▶ PROBLEM
Go through the data below and copy each line that includes "JSON".

Interface dataset entries:

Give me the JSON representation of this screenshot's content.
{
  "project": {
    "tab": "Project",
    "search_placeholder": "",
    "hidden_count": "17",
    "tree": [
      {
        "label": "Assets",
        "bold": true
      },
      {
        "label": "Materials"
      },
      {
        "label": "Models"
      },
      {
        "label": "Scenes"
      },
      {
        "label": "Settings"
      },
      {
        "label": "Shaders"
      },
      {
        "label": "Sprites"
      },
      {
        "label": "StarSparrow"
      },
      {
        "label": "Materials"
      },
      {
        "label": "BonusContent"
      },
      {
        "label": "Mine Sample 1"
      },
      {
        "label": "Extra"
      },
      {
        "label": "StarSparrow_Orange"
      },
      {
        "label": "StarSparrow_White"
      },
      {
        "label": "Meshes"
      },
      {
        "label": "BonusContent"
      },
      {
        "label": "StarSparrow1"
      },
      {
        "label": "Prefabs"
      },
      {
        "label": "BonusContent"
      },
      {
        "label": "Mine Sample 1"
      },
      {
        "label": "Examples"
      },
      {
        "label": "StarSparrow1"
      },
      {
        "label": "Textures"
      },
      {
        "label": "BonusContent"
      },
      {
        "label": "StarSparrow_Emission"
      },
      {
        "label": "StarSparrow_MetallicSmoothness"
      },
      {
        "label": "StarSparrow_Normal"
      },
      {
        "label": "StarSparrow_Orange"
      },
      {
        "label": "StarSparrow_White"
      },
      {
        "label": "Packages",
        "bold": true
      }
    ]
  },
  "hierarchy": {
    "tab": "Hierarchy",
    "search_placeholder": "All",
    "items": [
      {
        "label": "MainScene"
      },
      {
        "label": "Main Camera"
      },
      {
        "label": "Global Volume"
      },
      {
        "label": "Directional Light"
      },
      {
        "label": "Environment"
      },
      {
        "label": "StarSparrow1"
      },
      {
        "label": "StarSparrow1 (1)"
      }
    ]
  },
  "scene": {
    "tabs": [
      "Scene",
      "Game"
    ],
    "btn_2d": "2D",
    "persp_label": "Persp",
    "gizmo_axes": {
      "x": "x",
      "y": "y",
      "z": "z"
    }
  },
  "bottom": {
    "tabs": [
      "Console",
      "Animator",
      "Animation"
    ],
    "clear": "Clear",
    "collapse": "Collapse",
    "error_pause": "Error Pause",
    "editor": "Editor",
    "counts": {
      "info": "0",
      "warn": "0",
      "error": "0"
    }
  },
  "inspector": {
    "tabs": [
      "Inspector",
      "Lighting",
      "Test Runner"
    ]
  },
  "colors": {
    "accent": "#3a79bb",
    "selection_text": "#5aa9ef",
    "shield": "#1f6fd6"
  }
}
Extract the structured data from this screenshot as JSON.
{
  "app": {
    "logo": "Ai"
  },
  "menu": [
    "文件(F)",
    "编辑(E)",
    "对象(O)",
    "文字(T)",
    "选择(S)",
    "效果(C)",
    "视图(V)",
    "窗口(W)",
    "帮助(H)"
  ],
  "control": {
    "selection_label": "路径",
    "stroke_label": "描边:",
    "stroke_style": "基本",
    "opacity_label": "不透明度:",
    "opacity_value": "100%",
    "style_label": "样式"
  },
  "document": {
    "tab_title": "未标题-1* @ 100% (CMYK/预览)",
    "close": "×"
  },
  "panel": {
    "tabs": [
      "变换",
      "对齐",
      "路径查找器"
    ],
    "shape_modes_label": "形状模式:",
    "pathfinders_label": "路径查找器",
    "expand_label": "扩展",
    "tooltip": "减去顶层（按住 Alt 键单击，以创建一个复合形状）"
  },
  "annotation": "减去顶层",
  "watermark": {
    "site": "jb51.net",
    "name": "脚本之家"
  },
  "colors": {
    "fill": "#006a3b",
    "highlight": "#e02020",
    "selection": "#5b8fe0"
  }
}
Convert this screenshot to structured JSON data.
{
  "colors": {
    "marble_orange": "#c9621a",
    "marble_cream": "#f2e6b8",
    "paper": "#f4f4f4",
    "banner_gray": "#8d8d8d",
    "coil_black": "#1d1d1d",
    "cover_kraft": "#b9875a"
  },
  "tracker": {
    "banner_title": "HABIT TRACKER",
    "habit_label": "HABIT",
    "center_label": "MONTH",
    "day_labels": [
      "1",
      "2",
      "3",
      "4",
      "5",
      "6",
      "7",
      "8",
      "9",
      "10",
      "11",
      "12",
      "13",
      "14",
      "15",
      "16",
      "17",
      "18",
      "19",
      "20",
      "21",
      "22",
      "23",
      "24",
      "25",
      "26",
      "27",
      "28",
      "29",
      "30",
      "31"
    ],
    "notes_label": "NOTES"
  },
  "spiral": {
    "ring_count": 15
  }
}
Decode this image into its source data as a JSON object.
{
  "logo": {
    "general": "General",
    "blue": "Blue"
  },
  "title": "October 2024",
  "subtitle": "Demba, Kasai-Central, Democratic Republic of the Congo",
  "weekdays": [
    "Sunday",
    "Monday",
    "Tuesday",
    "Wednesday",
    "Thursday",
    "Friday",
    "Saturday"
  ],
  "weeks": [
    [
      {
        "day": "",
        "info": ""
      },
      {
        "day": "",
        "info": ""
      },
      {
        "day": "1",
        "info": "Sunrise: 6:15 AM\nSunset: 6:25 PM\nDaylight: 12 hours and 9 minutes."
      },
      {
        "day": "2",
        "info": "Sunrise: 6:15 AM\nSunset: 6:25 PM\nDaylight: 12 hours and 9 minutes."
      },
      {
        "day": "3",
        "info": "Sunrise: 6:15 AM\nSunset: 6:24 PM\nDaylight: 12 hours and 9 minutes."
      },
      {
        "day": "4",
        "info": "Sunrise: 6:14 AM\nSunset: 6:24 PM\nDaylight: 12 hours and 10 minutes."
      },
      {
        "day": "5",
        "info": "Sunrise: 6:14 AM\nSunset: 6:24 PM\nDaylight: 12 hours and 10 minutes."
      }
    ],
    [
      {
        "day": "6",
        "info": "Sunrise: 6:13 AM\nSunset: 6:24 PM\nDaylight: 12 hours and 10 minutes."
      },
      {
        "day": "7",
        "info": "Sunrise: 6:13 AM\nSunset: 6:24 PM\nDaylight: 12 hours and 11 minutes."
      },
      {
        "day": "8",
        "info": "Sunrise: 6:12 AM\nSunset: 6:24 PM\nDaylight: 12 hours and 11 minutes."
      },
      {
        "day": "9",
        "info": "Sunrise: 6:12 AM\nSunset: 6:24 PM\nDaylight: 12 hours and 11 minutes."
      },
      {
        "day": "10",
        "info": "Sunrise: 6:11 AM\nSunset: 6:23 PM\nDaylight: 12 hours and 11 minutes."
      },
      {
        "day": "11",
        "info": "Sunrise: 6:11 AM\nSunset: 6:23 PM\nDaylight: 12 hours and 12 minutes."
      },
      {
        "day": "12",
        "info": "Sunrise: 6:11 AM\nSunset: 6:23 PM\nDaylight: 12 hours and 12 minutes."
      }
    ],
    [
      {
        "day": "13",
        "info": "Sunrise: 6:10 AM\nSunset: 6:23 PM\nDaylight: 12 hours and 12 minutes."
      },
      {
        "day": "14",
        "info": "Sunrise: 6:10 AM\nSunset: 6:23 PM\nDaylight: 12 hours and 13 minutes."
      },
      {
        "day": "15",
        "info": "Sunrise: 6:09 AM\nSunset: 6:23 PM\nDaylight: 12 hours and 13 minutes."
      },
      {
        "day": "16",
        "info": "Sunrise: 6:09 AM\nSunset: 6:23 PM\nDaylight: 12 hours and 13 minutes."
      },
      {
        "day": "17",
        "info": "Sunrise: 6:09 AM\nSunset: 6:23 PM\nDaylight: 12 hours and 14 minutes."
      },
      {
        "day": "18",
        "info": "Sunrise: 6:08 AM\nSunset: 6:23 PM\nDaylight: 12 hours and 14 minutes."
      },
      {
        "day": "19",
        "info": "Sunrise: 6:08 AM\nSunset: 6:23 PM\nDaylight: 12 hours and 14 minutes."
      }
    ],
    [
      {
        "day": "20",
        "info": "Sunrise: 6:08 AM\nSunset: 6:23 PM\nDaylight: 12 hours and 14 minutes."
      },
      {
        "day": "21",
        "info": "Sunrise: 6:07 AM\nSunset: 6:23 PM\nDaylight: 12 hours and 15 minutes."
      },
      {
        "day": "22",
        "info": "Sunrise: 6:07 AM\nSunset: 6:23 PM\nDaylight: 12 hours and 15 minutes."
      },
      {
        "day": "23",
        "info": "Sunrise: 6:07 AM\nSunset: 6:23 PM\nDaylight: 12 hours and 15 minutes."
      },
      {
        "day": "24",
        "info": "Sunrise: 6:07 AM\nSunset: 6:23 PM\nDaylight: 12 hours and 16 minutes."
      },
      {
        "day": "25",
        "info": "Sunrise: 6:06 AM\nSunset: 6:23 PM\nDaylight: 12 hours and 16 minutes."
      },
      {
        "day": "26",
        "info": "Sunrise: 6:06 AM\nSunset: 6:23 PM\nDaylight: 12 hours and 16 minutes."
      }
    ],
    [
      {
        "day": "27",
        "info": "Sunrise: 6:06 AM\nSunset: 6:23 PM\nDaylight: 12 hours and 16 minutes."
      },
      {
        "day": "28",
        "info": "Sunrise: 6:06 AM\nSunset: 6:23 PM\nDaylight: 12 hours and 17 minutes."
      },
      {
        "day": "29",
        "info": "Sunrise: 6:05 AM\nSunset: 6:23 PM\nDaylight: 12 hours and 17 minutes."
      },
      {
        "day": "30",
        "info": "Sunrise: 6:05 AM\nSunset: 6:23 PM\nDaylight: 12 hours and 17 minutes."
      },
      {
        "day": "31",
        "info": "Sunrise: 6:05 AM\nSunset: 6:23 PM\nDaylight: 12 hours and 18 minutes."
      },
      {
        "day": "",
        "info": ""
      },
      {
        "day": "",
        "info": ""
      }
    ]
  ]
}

▶ SOLUTION FOR THIS EXERCISE
Give me the JSON representation of this screenshot's content.
Extract the structured data from this screenshot as JSON.
Convert this screenshot to structured JSON data.
Decode this image into its source data as a JSON object.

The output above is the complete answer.